> [DESCRIPTION OF THE TASK]
Write out the data exactly, please, and omit the pictures.

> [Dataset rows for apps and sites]
=== Begin Enclosure ===

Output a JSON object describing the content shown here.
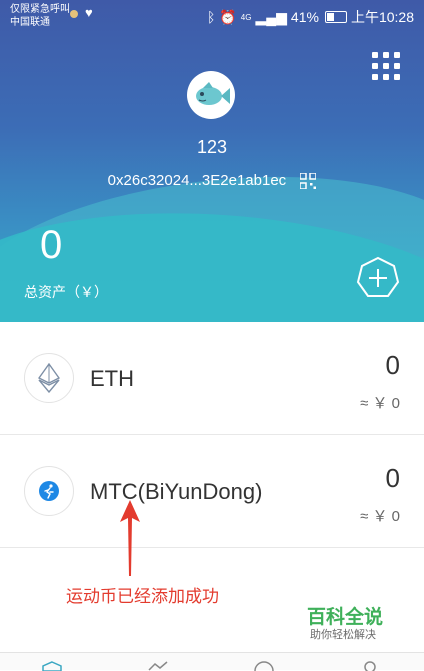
{
  "status_bar": {
    "carrier_line1": "仅限紧急呼叫",
    "carrier_line2": "中国联通",
    "battery": "41%",
    "time": "上午10:28",
    "network": "4G"
  },
  "wallet": {
    "name": "123",
    "address": "0x26c32024...3E2e1ab1ec",
    "total_value": "0",
    "total_label": "总资产（￥）"
  },
  "tokens": [
    {
      "name": "ETH",
      "amount": "0",
      "fiat": "≈ ￥ 0",
      "icon": "ethereum-icon"
    },
    {
      "name": "MTC(BiYunDong)",
      "amount": "0",
      "fiat": "≈ ￥ 0",
      "icon": "running-icon"
    }
  ],
  "annotation": "运动币已经添加成功",
  "watermark": {
    "title": "百科全说",
    "subtitle": "助你轻松解决"
  },
  "colors": {
    "header_top": "#3f5aa8",
    "header_bottom": "#33b3c8",
    "annotation": "#e33b2e",
    "mtc_icon": "#1e88e5"
  }
}
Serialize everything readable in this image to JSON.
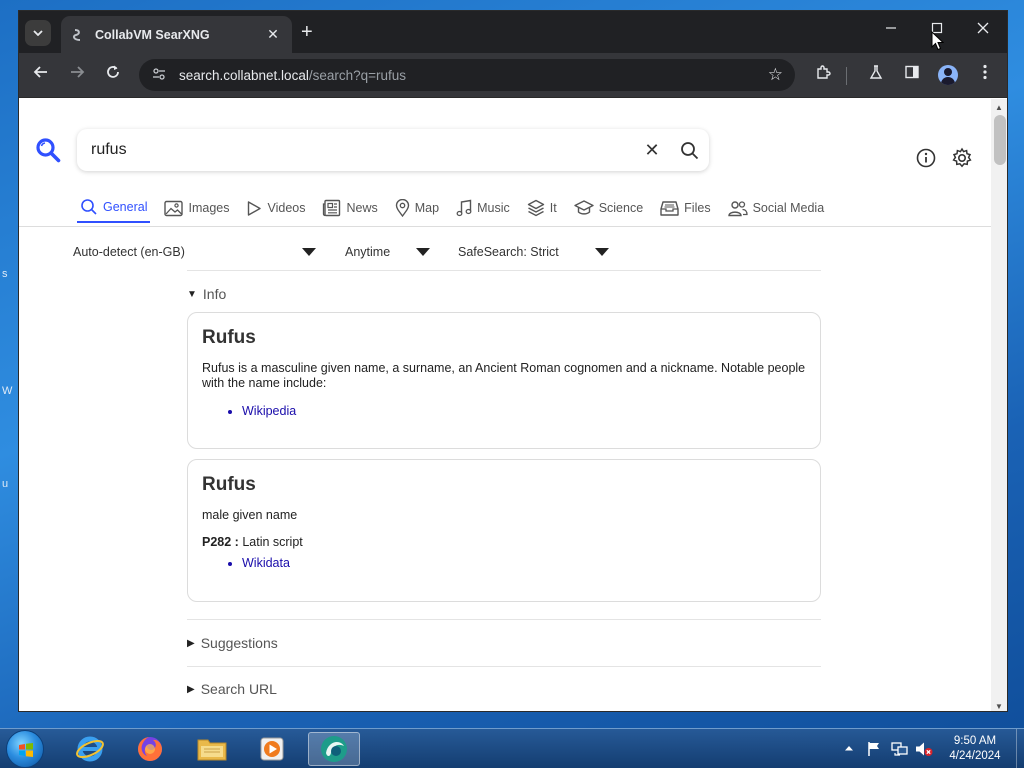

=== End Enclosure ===

> [TASK RESPONSE]
Output a JSON object describing the content shown here.
{
  "status_bar": {
    "carrier_line1": "仅限紧急呼叫",
    "carrier_line2": "中国联通",
    "battery": "41%",
    "time": "上午10:28",
    "network": "4G"
  },
  "wallet": {
    "name": "123",
    "address": "0x26c32024...3E2e1ab1ec",
    "total_value": "0",
    "total_label": "总资产（￥）"
  },
  "tokens": [
    {
      "name": "ETH",
      "amount": "0",
      "fiat": "≈ ￥ 0",
      "icon": "ethereum-icon"
    },
    {
      "name": "MTC(BiYunDong)",
      "amount": "0",
      "fiat": "≈ ￥ 0",
      "icon": "running-icon"
    }
  ],
  "annotation": "运动币已经添加成功",
  "watermark": {
    "title": "百科全说",
    "subtitle": "助你轻松解决"
  },
  "colors": {
    "header_top": "#3f5aa8",
    "header_bottom": "#33b3c8",
    "annotation": "#e33b2e",
    "mtc_icon": "#1e88e5"
  }
}
Serialize everything readable in this image to JSON.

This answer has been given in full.